▶ [Data for the task]
'''

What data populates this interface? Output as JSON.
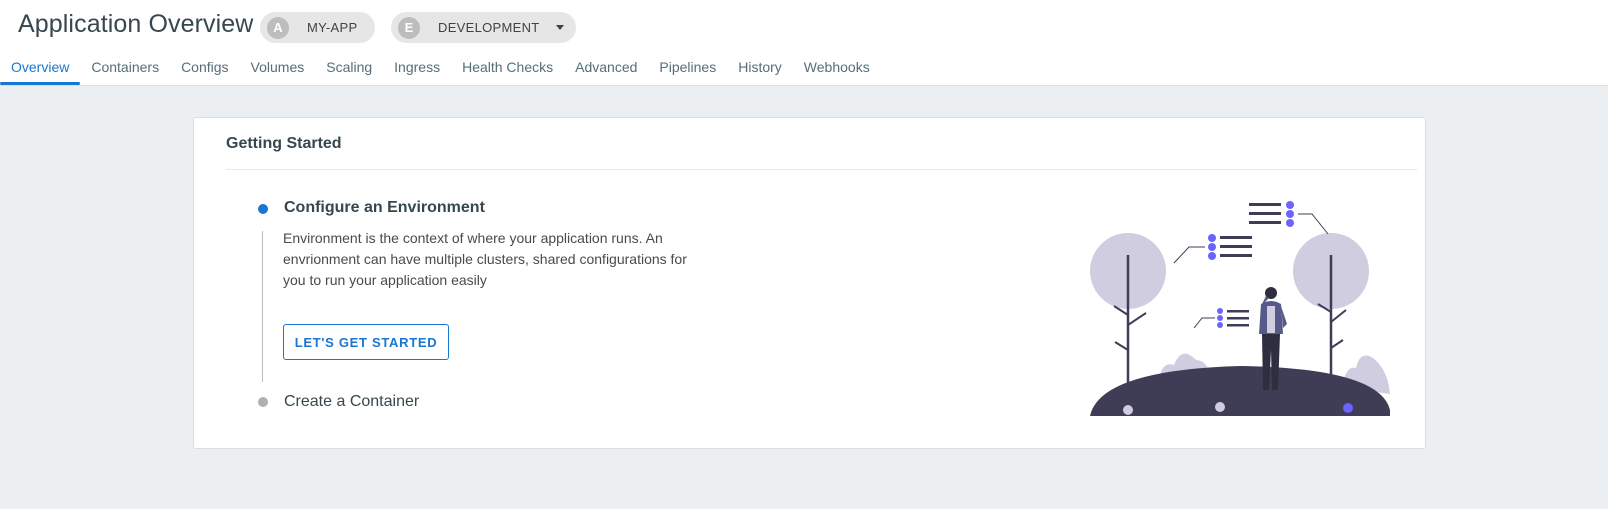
{
  "header": {
    "title": "Application Overview",
    "app_chip": {
      "avatar": "A",
      "label": "MY-APP"
    },
    "env_chip": {
      "avatar": "E",
      "label": "DEVELOPMENT",
      "icon": "chevron-down-icon"
    }
  },
  "tabs": [
    {
      "label": "Overview",
      "active": true
    },
    {
      "label": "Containers",
      "active": false
    },
    {
      "label": "Configs",
      "active": false
    },
    {
      "label": "Volumes",
      "active": false
    },
    {
      "label": "Scaling",
      "active": false
    },
    {
      "label": "Ingress",
      "active": false
    },
    {
      "label": "Health Checks",
      "active": false
    },
    {
      "label": "Advanced",
      "active": false
    },
    {
      "label": "Pipelines",
      "active": false
    },
    {
      "label": "History",
      "active": false
    },
    {
      "label": "Webhooks",
      "active": false
    }
  ],
  "card": {
    "title": "Getting Started",
    "steps": [
      {
        "title": "Configure an Environment",
        "description": "Environment is the context of where your application runs. An envrionment can have multiple clusters, shared configurations for you to run your application easily",
        "button": "LET'S GET STARTED",
        "state": "active"
      },
      {
        "title": "Create a Container",
        "state": "pending"
      }
    ]
  },
  "colors": {
    "accent": "#1976d2",
    "background": "#eceff1",
    "illustration_light": "#d0cde1",
    "illustration_dark": "#3f3d56",
    "illustration_accent": "#6c63ff"
  }
}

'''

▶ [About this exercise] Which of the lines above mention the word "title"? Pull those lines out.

▶ [Exercise solution]
    "title": "Application Overview",
    "title": "Getting Started",
        "title": "Configure an Environment",
        "title": "Create a Container",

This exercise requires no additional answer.